= YOUR GOAL =
Give every line of the listing back, exactly as written.

= RECORDS PROVIDED =
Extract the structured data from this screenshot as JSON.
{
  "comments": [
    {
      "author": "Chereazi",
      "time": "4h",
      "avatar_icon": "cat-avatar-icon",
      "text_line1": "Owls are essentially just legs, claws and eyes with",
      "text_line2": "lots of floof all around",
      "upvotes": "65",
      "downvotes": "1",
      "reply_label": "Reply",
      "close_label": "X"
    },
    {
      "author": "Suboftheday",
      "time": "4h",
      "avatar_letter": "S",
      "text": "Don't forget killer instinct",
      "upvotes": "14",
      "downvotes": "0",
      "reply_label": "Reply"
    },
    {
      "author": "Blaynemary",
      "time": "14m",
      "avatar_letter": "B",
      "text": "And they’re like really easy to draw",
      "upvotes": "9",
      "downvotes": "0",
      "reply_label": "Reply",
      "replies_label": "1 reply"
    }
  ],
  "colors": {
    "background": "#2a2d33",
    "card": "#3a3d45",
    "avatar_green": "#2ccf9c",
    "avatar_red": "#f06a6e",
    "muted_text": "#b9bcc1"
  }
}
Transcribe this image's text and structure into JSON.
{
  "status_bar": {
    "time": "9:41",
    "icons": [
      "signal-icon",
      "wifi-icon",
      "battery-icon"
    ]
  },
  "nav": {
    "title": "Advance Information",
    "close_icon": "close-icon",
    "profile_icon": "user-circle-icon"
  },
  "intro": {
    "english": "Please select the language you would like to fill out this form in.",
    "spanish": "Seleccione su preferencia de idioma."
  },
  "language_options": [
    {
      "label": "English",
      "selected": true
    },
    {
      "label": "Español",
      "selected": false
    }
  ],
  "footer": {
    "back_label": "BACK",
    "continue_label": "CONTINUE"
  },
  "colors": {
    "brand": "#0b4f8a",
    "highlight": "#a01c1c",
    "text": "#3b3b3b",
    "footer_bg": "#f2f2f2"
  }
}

= RESPONSE TO THE EXERCISE =
Extract the structured data from this screenshot as JSON.
{
  "comments": [
    {
      "author": "Chereazi",
      "time": "4h",
      "avatar_icon": "cat-avatar-icon",
      "text_line1": "Owls are essentially just legs, claws and eyes with",
      "text_line2": "lots of floof all around",
      "upvotes": "65",
      "downvotes": "1",
      "reply_label": "Reply",
      "close_label": "X"
    },
    {
      "author": "Suboftheday",
      "time": "4h",
      "avatar_letter": "S",
      "text": "Don't forget killer instinct",
      "upvotes": "14",
      "downvotes": "0",
      "reply_label": "Reply"
    },
    {
      "author": "Blaynemary",
      "time": "14m",
      "avatar_letter": "B",
      "text": "And they’re like really easy to draw",
      "upvotes": "9",
      "downvotes": "0",
      "reply_label": "Reply",
      "replies_label": "1 reply"
    }
  ],
  "colors": {
    "background": "#2a2d33",
    "card": "#3a3d45",
    "avatar_green": "#2ccf9c",
    "avatar_red": "#f06a6e",
    "muted_text": "#b9bcc1"
  }
}
Transcribe this image's text and structure into JSON.
{
  "status_bar": {
    "time": "9:41",
    "icons": [
      "signal-icon",
      "wifi-icon",
      "battery-icon"
    ]
  },
  "nav": {
    "title": "Advance Information",
    "close_icon": "close-icon",
    "profile_icon": "user-circle-icon"
  },
  "intro": {
    "english": "Please select the language you would like to fill out this form in.",
    "spanish": "Seleccione su preferencia de idioma."
  },
  "language_options": [
    {
      "label": "English",
      "selected": true
    },
    {
      "label": "Español",
      "selected": false
    }
  ],
  "footer": {
    "back_label": "BACK",
    "continue_label": "CONTINUE"
  },
  "colors": {
    "brand": "#0b4f8a",
    "highlight": "#a01c1c",
    "text": "#3b3b3b",
    "footer_bg": "#f2f2f2"
  }
}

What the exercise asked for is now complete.